Your instructions. Every entry, from first to last, is to be written out exactly.
[[ Material supplied, beginning ]]
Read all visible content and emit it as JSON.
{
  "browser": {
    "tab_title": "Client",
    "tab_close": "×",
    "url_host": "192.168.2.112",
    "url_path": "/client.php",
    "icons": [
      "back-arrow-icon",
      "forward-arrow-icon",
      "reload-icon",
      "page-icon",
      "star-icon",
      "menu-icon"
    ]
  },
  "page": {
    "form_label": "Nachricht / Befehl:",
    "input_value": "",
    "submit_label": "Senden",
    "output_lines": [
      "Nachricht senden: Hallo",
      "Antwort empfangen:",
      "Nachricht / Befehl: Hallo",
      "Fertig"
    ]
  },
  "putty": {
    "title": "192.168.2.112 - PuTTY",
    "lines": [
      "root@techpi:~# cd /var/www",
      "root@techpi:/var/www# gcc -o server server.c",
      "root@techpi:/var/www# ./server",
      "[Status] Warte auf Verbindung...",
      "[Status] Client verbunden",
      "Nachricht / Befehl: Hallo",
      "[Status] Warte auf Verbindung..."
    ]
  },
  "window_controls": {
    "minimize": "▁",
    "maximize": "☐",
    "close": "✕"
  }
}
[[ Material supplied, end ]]
Task response.
Read all visible content and emit it as JSON.
{
  "browser": {
    "tab_title": "Client",
    "tab_close": "×",
    "url_host": "192.168.2.112",
    "url_path": "/client.php",
    "icons": [
      "back-arrow-icon",
      "forward-arrow-icon",
      "reload-icon",
      "page-icon",
      "star-icon",
      "menu-icon"
    ]
  },
  "page": {
    "form_label": "Nachricht / Befehl:",
    "input_value": "",
    "submit_label": "Senden",
    "output_lines": [
      "Nachricht senden: Hallo",
      "Antwort empfangen:",
      "Nachricht / Befehl: Hallo",
      "Fertig"
    ]
  },
  "putty": {
    "title": "192.168.2.112 - PuTTY",
    "lines": [
      "root@techpi:~# cd /var/www",
      "root@techpi:/var/www# gcc -o server server.c",
      "root@techpi:/var/www# ./server",
      "[Status] Warte auf Verbindung...",
      "[Status] Client verbunden",
      "Nachricht / Befehl: Hallo",
      "[Status] Warte auf Verbindung..."
    ]
  },
  "window_controls": {
    "minimize": "▁",
    "maximize": "☐",
    "close": "✕"
  }
}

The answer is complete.